------ Task input ------

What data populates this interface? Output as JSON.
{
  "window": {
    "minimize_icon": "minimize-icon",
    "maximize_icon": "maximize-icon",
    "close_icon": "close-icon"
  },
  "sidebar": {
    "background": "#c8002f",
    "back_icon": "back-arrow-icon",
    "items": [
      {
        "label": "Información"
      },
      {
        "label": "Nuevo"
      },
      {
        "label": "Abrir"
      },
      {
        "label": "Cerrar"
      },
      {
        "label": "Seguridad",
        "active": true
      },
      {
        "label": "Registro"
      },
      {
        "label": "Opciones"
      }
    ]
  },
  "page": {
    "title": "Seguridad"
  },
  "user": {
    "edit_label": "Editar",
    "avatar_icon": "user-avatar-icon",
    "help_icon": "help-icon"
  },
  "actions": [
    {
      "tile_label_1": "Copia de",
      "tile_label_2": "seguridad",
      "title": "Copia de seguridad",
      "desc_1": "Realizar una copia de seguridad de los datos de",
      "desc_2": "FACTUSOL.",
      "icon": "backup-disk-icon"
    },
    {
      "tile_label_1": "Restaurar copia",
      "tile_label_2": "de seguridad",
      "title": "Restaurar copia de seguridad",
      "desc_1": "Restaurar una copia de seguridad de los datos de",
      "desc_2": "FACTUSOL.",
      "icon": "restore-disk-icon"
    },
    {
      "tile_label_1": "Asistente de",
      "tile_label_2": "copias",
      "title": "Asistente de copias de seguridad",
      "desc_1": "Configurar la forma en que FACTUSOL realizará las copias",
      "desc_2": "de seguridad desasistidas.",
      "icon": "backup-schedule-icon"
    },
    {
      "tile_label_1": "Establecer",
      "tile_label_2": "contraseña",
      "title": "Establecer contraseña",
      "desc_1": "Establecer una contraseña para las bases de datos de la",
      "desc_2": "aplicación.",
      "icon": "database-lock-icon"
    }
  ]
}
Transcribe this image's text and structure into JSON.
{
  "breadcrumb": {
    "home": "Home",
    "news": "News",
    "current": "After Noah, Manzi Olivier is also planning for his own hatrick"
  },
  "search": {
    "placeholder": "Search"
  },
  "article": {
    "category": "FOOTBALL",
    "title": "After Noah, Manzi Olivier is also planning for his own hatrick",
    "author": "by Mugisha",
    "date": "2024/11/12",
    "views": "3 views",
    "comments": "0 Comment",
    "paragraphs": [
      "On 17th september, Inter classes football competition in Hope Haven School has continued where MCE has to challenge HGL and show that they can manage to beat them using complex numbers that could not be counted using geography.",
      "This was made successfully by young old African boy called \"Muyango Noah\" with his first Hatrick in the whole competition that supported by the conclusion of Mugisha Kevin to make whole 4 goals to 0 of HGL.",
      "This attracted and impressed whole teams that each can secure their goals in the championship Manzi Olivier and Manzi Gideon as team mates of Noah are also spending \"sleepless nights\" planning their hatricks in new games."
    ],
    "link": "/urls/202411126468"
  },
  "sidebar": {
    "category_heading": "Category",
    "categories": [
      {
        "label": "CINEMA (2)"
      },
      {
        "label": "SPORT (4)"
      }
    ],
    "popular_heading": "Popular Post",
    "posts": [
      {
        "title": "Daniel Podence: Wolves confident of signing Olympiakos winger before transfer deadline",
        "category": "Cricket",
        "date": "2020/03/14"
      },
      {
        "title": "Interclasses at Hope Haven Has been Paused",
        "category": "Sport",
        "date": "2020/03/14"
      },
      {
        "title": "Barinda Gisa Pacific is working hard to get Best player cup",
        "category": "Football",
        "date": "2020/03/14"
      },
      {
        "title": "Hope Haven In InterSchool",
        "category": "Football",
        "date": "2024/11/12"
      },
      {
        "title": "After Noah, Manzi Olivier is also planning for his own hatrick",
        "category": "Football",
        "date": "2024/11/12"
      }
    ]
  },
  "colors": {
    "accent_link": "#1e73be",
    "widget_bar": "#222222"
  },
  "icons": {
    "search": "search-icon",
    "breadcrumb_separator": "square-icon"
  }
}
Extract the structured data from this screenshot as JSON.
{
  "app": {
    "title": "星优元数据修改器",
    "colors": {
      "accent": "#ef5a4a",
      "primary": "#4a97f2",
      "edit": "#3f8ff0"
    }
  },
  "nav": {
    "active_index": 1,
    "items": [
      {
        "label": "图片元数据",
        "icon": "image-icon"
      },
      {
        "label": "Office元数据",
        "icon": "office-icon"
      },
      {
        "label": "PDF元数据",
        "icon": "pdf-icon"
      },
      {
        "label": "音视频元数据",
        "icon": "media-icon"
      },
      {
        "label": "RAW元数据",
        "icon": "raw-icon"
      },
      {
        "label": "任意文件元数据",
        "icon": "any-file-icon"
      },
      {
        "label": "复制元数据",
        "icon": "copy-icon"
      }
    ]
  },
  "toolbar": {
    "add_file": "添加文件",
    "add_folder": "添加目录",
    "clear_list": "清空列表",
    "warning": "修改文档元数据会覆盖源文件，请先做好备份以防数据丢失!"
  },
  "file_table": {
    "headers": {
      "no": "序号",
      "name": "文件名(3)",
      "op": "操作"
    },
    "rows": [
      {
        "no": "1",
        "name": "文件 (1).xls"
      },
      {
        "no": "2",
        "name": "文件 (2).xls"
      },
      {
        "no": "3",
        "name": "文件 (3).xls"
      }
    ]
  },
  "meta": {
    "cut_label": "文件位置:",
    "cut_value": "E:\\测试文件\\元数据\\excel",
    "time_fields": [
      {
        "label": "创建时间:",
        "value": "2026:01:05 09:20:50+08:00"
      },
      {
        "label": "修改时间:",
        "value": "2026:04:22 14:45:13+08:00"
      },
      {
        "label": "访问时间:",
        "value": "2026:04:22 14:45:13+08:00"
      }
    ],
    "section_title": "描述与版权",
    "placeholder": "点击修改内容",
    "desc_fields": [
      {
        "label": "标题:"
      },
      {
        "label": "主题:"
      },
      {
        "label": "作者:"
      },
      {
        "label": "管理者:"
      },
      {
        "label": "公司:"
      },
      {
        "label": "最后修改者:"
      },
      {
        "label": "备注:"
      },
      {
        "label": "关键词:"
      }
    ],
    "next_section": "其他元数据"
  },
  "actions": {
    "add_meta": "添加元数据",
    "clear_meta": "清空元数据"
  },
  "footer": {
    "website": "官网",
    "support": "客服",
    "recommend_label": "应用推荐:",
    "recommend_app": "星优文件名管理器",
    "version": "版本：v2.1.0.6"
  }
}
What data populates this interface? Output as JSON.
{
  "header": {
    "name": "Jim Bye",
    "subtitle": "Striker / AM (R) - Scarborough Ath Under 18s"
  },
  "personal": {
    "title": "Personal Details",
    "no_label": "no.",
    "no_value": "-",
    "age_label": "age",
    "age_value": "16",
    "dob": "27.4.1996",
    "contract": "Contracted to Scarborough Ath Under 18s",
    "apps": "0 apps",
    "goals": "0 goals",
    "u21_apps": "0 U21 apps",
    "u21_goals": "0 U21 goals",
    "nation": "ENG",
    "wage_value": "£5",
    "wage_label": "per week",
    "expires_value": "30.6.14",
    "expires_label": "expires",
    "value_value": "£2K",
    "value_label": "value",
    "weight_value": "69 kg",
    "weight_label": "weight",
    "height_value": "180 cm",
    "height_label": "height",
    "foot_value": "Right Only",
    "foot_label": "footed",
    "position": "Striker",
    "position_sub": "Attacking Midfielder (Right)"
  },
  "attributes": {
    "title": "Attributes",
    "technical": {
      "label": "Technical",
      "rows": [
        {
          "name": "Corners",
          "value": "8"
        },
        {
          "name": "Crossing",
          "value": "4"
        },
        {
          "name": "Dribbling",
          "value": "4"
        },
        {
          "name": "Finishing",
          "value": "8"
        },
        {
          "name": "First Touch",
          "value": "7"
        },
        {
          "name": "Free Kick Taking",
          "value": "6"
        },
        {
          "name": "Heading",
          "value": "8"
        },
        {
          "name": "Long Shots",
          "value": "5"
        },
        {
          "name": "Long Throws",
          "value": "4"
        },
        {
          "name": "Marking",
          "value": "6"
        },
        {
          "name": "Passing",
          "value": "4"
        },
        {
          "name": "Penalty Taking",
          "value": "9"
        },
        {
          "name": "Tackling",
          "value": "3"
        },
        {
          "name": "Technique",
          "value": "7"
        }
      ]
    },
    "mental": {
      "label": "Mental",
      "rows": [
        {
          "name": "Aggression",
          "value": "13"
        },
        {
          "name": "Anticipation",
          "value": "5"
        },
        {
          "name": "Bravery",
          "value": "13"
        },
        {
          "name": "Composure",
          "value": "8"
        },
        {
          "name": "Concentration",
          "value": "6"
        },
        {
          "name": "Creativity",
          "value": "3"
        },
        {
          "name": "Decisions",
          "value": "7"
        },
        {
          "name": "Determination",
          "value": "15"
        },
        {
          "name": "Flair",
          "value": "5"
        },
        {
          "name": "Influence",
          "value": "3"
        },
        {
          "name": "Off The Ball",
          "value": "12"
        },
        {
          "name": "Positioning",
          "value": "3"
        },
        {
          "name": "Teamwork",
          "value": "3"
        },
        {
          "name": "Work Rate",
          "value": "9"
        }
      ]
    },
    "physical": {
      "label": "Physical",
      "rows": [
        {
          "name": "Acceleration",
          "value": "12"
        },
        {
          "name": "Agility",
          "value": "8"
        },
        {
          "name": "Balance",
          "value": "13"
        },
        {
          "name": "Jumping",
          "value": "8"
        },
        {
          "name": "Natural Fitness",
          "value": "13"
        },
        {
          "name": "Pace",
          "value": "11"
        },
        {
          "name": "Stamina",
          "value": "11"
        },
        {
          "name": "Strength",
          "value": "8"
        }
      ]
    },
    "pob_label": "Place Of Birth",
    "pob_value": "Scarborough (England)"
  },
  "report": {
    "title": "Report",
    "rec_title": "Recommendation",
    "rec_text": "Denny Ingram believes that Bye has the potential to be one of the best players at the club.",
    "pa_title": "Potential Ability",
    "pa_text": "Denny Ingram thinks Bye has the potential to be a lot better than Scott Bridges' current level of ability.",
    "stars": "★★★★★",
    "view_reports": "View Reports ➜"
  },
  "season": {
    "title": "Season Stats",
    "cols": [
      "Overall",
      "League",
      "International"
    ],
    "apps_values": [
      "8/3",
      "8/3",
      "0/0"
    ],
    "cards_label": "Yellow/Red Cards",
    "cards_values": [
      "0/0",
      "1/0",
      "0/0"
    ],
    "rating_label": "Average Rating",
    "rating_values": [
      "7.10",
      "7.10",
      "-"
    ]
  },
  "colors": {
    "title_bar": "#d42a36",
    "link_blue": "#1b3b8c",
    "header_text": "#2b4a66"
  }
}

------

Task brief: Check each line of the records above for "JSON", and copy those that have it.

Task result:
What data populates this interface? Output as JSON.
Transcribe this image's text and structure into JSON.
Extract the structured data from this screenshot as JSON.
What data populates this interface? Output as JSON.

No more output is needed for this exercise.